Chef Chris Coombs serves modern French cuisine at Deuxave using locally sourced ingredients from the best farmers, foragers, and fishers in New England. The impeccably plated dishes and world-class wine program are unparalleled in the area. Begin your culinary adventure with the duck liver pâté served with sourdough, vanilla poached pears, pickled rhubarb and huckleberry compote.

The nine-hour French onion soup is decadent. The rich, slow-cooked beef broth, fatty bone marrow croutons and melty comté cheese are a heavenly combination. The star of the main courses is the spiced Long Island duck breast with charred baby leeks, wild mushrooms and mascarpone, but the crispy-skinned Giannone chicken is a close second. 

Aquitaine

Aquitaine is the South End's premier French bistro-inspired by Parisian cafes. The outdoor patio has been expanded, and the indoor dining room renovated to accommodate the summer crowds. There are many classic dishes on the menu, including duck pâté, French onion soup, escargot and mussel cassoulet.

The house steak frite is made with hangar steak, and the steak frite Parisian uses a thick NY strip. There's also a steak au poivre made from center-cut tenderloin with a cognac cream sauce if those weren't enough steak options. The chocolate mousse or the chocolate bread pudding with salted caramel are both decadent finishers. 
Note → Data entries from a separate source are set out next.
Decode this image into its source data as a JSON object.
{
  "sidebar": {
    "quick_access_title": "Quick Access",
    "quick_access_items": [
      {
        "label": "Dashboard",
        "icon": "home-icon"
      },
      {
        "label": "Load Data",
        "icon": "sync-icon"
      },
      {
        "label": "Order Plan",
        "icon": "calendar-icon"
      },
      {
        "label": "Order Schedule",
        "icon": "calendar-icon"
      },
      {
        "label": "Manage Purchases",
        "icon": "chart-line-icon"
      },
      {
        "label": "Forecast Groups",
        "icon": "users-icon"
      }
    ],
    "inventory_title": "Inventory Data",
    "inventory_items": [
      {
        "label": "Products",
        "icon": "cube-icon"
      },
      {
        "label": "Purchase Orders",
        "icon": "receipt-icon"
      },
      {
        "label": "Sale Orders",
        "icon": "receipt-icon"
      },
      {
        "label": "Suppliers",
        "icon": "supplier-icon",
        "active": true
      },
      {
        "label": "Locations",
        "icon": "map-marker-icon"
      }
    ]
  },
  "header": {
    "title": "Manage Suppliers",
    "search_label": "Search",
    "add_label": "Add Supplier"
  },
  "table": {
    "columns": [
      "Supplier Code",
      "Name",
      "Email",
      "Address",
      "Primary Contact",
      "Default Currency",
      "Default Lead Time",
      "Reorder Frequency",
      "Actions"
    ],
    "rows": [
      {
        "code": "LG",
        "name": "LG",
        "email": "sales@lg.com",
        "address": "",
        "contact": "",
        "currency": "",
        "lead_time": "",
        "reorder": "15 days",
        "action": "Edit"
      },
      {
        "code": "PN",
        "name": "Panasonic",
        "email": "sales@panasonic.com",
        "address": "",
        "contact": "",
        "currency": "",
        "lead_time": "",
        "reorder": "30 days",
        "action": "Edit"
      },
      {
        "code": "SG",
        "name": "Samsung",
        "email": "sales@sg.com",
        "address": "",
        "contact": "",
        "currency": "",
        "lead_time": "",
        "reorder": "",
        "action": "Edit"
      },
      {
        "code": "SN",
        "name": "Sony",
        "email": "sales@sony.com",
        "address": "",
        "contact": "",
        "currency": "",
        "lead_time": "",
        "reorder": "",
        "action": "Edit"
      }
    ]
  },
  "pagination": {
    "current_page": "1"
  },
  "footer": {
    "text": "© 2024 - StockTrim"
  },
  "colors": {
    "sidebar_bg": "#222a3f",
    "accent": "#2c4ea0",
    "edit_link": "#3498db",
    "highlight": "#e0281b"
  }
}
Steak Frites | WhereTraveler
Steak Frites (©Kasumi Loffler)

Bar Lyon

Several renowned Michelin-starred chefs are responsible for making Lyonnaise cuisine a national sensation, but Chef Paul Bocuse brought it global attention. Bar Lyon celebrates all of the beautiful ingredients and Bouchon dishes made famous in Lyon.

Get one of the most iconic Lyonnaise specialties, quenelle de crochet (pike dumplings, crayfish tails, lobster velouté) in either a half or whole portion. The chicken paillard and roasted Cornish game hen are other worthy orders. For dessert, order the créme caramel, a traditional French custard baked with silky caramel. Sip on a classic pastis cocktail, a popular summer beverage in Provence. 

Ma Maison

What better place to enjoy French food than at a restaurant where the chef is actually French? Chef Jacky Roberts of Ma Maison is a Maitre Cuisiniers de France member, a global organization of 200 chefs including Daniel Boulud and Eric Ripert. Ma Maison is one of the few places in Boston to sample frog legs Provencal or pan-seared ray fine with lemon butter.

The coq au vin is a neighborhood favorite for a main course, as is the duck Margret, a variation on duck a l'orange with baby bok choy. Wednesday's special of the day is sweetbreads, an excellent delicacy. Ma Maison has one of the most extensive French dessert menus with showstoppers like strawberry baked Alaska, pear frangipane tart and a giant profiterole with warm chocolate sauce. 

Charcuterie Plate | WhereTraveler
Charcuterie Plate (©Rodnae Productions)

Frenchie

Frenchie is an effortlessly trendy, casual spot in the South End with delicious wine and French fare. Slurp the oysters of the day with a bright citrus mignonette with a glass of crisp Sancerre from the Loire Valley.

The goat cheese a la plancha with mandarin and apricot marmalade and grilled bread for dipping is a fun, shareable dish to start. The salt-encrusted branzino with fingerling potatoes, haricot vert, and tapenade is photo-worthy, as is the duck, which is served on a warm spinach salad with bacon and blackberry jus. Pair the duck with a glass of cabernet franc from Chinon.